But the web isn’t the only place learning takes place on the Internet. People can also learn in immersive virtual worlds, like Second Life. In these environments, you can create a virtual version of yourself (in ed-tech circles, this is called an agent) and then engage that version of yourself in whatever activities you like. Some simply explore. Some develop clothing and sell it to other players. Some buy land and rent out furnished apartments or homes. Some even engage in sex trade. The options are only limited by the users’ ability to create content within the Second Life universe.
Which is precisely why this is so powerful as an instructional tool, both in educational and organizational settings. In Second Life, the user isn’t simply playing a game – a version of themselves is actually present in the virtual world, with all the good and bad that comes with it. In a classroom setting, the sense of presence – the idea that when sitting in on a lecture, that you are actually there in the same room with the lecturer – is surprisingly strong. This opens up a great range of possibilities – students collaborating across continents suddenly requires relatively little effort above and beyond normal class preparation.

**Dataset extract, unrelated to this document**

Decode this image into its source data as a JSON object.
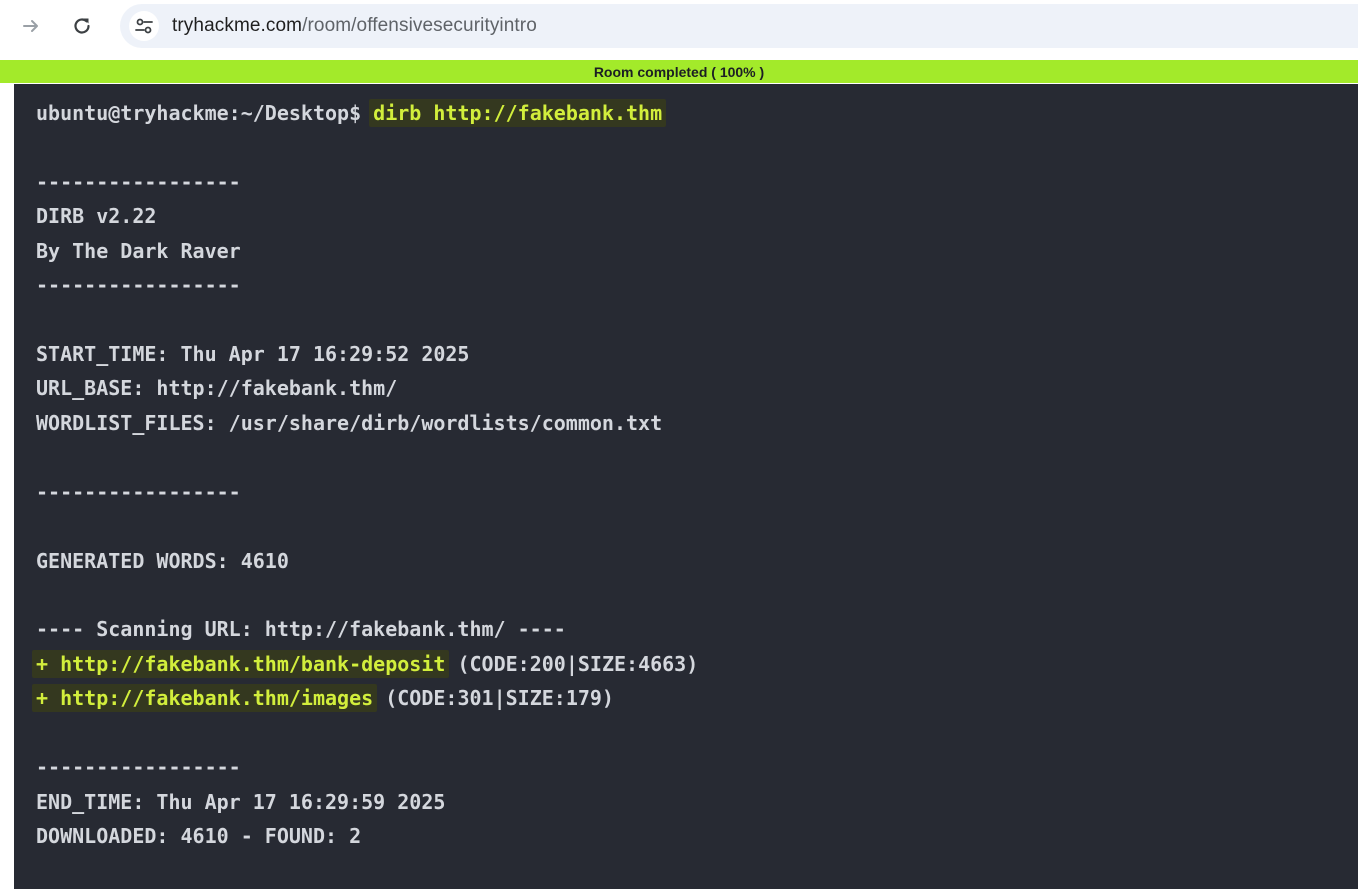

What you see to the left is what I call the ODU-SLRF – the Old Dominion University Second Life Research Facility. I’ve built it on a small plot of land on one of the main “continents” of Second Life in order to conduct classes and run studies in this virtual world. On the second floor, you can see a classroom just waiting for students to attend.
What’s amazing about this whole affair is that I built that entire facility – walls, floors, chairs, doors and all – and it only took a few hours of work. There is a currency system inside Second Life (called Linden Dollars, or L$ – roughly US$1 = L$270), but other than to buy the land, I never had to use it. Everything you see here was either created by me by hand or acquired for free from other residents. If you don’t want to spend any real money in Second Life (important if you are asking college students or employees to participate!), then you don’t ever need to. Accounts are free, basic building components are free, and a sizable library of objects can be acquired for free. The only thing that always costs real money is buying the virtual land itself. Unless of course, you want to hire someone to do all of the design and building for you.
Thus sits my research facility, run by my Second Life alter-ego, Arlanders Rae, just waiting for its first round of participants. Come by and take a look if you want. It only takes a free download and free account to visit. And if you’d like a guided tour, just ask!